Saved data entries:
_ _ _ _ _ _ _
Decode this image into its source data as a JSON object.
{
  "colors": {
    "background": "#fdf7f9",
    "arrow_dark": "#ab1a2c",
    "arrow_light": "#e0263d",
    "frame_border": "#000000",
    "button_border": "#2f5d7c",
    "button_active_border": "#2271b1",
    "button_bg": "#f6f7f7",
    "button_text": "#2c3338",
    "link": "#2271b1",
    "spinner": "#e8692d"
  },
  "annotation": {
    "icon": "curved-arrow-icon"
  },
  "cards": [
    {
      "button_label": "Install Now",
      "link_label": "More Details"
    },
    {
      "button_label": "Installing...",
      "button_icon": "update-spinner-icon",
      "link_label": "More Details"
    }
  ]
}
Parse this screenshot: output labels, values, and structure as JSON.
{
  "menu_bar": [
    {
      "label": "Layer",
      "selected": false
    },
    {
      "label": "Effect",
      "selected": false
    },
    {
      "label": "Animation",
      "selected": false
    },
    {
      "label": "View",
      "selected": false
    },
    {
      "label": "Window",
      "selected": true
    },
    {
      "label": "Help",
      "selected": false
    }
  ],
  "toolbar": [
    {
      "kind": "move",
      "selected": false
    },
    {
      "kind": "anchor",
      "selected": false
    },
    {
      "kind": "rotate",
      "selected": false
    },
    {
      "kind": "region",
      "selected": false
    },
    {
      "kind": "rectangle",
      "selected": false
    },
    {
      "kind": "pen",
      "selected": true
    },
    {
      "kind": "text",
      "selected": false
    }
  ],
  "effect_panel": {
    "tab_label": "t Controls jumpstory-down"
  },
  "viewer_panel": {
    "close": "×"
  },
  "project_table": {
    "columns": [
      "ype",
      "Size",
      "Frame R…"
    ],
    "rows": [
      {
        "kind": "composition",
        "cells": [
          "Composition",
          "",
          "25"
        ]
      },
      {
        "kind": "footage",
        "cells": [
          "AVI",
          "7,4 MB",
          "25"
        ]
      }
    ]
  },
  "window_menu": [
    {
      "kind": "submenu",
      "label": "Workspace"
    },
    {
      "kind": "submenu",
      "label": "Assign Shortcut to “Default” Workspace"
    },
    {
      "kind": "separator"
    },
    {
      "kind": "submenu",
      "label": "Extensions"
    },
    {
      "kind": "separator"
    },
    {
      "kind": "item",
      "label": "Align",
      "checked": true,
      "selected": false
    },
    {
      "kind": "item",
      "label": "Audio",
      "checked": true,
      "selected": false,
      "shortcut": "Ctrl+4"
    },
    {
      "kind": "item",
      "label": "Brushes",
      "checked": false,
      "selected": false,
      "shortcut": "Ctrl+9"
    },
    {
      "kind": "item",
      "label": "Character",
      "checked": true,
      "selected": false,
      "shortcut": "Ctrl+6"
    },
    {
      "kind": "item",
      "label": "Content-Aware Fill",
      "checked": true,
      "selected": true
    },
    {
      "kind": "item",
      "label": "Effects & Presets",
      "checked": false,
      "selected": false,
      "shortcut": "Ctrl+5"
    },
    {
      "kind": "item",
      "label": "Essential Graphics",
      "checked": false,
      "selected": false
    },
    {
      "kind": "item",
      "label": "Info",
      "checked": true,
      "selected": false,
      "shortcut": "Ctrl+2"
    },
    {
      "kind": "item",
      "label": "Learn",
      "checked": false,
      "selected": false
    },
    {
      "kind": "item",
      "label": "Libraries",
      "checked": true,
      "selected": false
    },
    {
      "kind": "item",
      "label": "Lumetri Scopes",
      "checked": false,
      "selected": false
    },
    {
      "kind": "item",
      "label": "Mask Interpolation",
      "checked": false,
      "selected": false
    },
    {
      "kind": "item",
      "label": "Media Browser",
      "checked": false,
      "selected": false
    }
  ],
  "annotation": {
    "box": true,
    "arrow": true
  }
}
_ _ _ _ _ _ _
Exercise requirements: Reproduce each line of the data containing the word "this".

Solution:
Decode this image into its source data as a JSON object.
Parse this screenshot: output labels, values, and structure as JSON.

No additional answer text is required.